Food and craft stalls were also operating.
The festival began with a 10am welcome and prayers and ran until about 5pm.
It was held by the Pacific Trust Otago and supported by the Ministry for Pacific Peoples, the Dunedin City Council and Dunedin Venues.
Trust general manager Finau Taungapeau said the festival gave a chance for Dunedin to experience and celebrate the Pacific cultures and communities of the city.
Mrs Taungapeau said the successful event was the first of its kind and the biggest held in the city since a Pacific Expo at the Edgar Centre in 2007.
She hoped the festival could be repeated regularly in future.
Among the many festival participants was University of Otago graduate, traditional wrestler and health coach Ilai Elekana Manu, of integrated health, education and social services provider Arai Te Uru Whare Hauora.
He and a group of young people that he co-ordinates gave a demonstration of traditional Tokelauan wrestling.

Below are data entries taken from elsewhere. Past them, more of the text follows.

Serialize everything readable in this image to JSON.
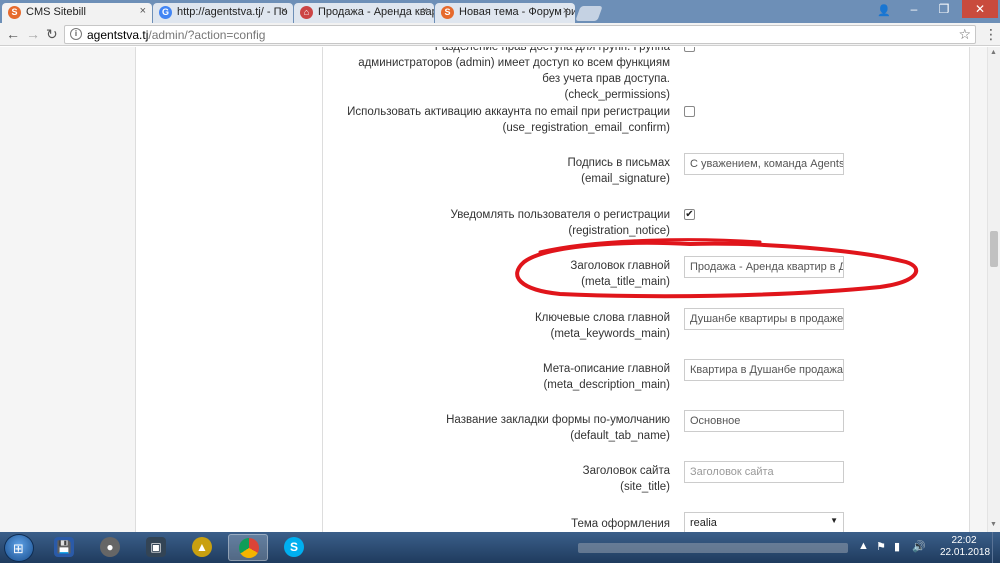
{
  "browser": {
    "tabs": [
      {
        "label": "CMS Sitebill",
        "icon": "S",
        "color": "#e66a2c",
        "active": true
      },
      {
        "label": "http://agentstva.tj/ - По",
        "icon": "G",
        "color": "#4285f4",
        "active": false
      },
      {
        "label": "Продажа - Аренда кварт",
        "icon": "⌂",
        "color": "#c44",
        "active": false
      },
      {
        "label": "Новая тема - Форум ри",
        "icon": "S",
        "color": "#e66a2c",
        "active": false
      }
    ],
    "close_glyph": "×",
    "address_url": "agentstva.tj",
    "address_path": "/admin/?action=config",
    "window_controls": [
      "–",
      "❐",
      "✕"
    ]
  },
  "settings": {
    "check_permissions": {
      "label": "Разделение прав доступа для групп. Группа администраторов (admin) имеет доступ ко всем функциям без учета прав доступа.",
      "key": "(check_permissions)"
    },
    "use_registration_email_confirm": {
      "label": "Использовать активацию аккаунта по email при регистрации",
      "key": "(use_registration_email_confirm)",
      "checked": false
    },
    "email_signature": {
      "label": "Подпись в письмах",
      "key": "(email_signature)",
      "value": "С уважением, команда Agentstv"
    },
    "registration_notice": {
      "label": "Уведомлять пользователя о регистрации",
      "key": "(registration_notice)",
      "checked": true
    },
    "meta_title_main": {
      "label": "Заголовок главной",
      "key": "(meta_title_main)",
      "value": "Продажа - Аренда квартир в Ду"
    },
    "meta_keywords_main": {
      "label": "Ключевые слова главной",
      "key": "(meta_keywords_main)",
      "value": "Душанбе квартиры в продаже и"
    },
    "meta_description_main": {
      "label": "Мета-описание главной",
      "key": "(meta_description_main)",
      "value": "Квартира в Душанбе продажа -"
    },
    "default_tab_name": {
      "label": "Название закладки формы по-умолчанию",
      "key": "(default_tab_name)",
      "value": "Основное"
    },
    "site_title": {
      "label": "Заголовок сайта",
      "key": "(site_title)",
      "placeholder": "Заголовок сайта"
    },
    "theme": {
      "label": "Тема оформления",
      "value": "realia"
    }
  },
  "taskbar": {
    "apps": [
      "save-disk",
      "film-reel",
      "media-player",
      "archive",
      "chrome",
      "skype"
    ],
    "time": "22:02",
    "date": "22.01.2018"
  },
  "colors": {
    "annotation": "#e0151b",
    "taskbar": "#284b76"
  }
}
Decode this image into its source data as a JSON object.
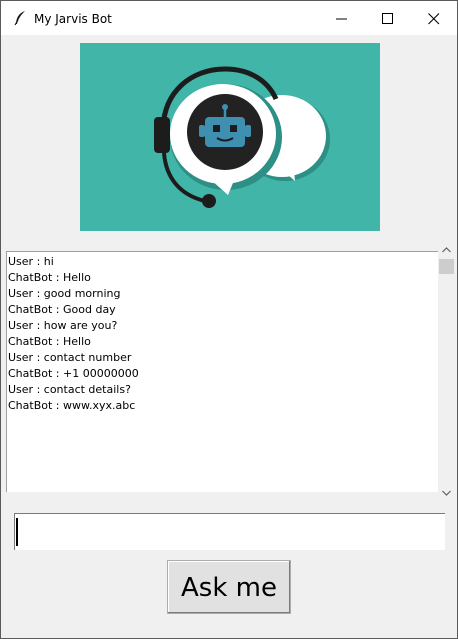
{
  "window": {
    "title": "My Jarvis Bot",
    "icon": "feather-icon"
  },
  "titlebar_controls": [
    "minimize-icon",
    "maximize-icon",
    "close-icon"
  ],
  "logo": {
    "icon": "headset-chatbot-icon",
    "background_color": "#40b5a8"
  },
  "chat": {
    "messages": [
      "User : hi",
      "ChatBot : Hello",
      "User : good morning",
      "ChatBot : Good day",
      "User : how are you?",
      "ChatBot : Hello",
      "User : contact number",
      "ChatBot : +1 00000000",
      "User : contact details?",
      "ChatBot : www.xyx.abc"
    ]
  },
  "input": {
    "value": ""
  },
  "ask_button": {
    "label": "Ask me"
  }
}
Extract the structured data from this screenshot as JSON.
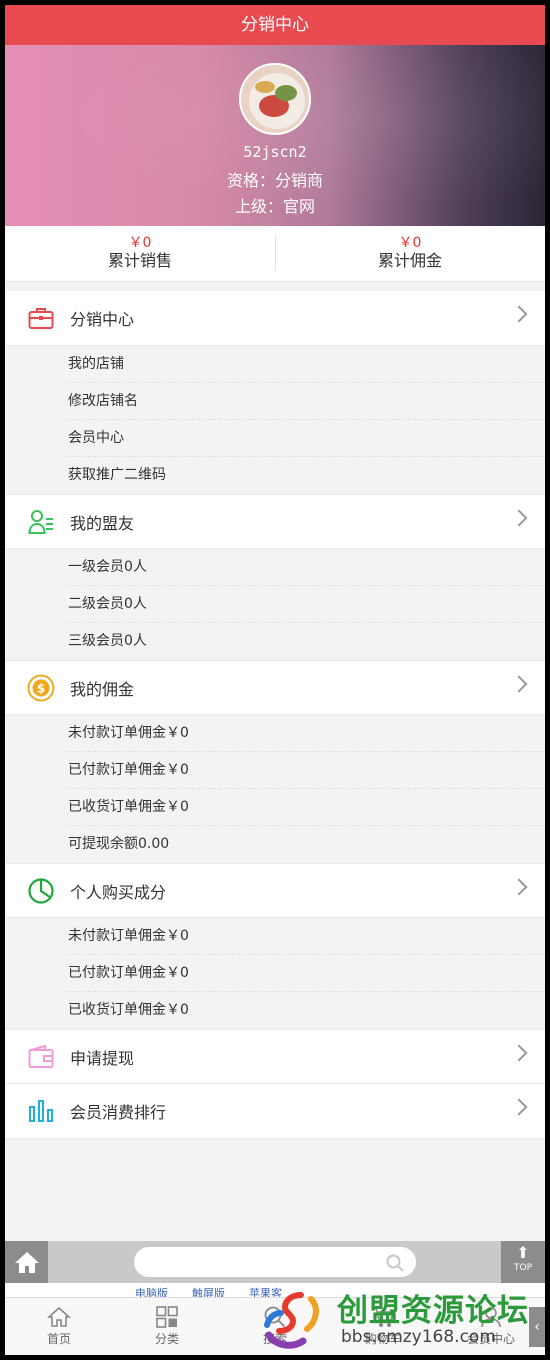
{
  "header": {
    "title": "分销中心"
  },
  "profile": {
    "username": "52jscn2",
    "qualification": "资格：分销商",
    "superior": "上级：官网"
  },
  "stats": [
    {
      "amount": "￥0",
      "label": "累计销售"
    },
    {
      "amount": "￥0",
      "label": "累计佣金"
    }
  ],
  "sections": {
    "distribution": {
      "title": "分销中心",
      "icon": "briefcase-icon",
      "items": [
        "我的店铺",
        "修改店铺名",
        "会员中心",
        "获取推广二维码"
      ]
    },
    "allies": {
      "title": "我的盟友",
      "icon": "users-list-icon",
      "items": [
        "一级会员0人",
        "二级会员0人",
        "三级会员0人"
      ]
    },
    "commission": {
      "title": "我的佣金",
      "icon": "dollar-coin-icon",
      "items": [
        "未付款订单佣金￥0",
        "已付款订单佣金￥0",
        "已收货订单佣金￥0",
        "可提现余额0.00"
      ]
    },
    "personal": {
      "title": "个人购买成分",
      "icon": "pie-chart-icon",
      "items": [
        "未付款订单佣金￥0",
        "已付款订单佣金￥0",
        "已收货订单佣金￥0"
      ]
    },
    "withdraw": {
      "title": "申请提现",
      "icon": "wallet-icon"
    },
    "ranking": {
      "title": "会员消费排行",
      "icon": "bar-chart-icon"
    }
  },
  "footer": {
    "top_label": "TOP",
    "links": [
      "电脑版",
      "触屏版",
      "苹果客"
    ],
    "tabs": [
      {
        "label": "首页",
        "icon": "home-icon"
      },
      {
        "label": "分类",
        "icon": "grid-icon"
      },
      {
        "label": "搜索",
        "icon": "search-icon"
      },
      {
        "label": "购物车",
        "icon": "cart-icon"
      },
      {
        "label": "会员中心",
        "icon": "user-icon"
      }
    ]
  },
  "watermark": {
    "title": "创盟资源论坛",
    "url": "bbs.cmzy168.com"
  },
  "colors": {
    "accent": "#e84b4f",
    "price": "#ee3333",
    "link": "#3a66b8"
  }
}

He said that the revival of this style of wrestling helped strengthen cultural identity and also provided significant physical and mental health benefits.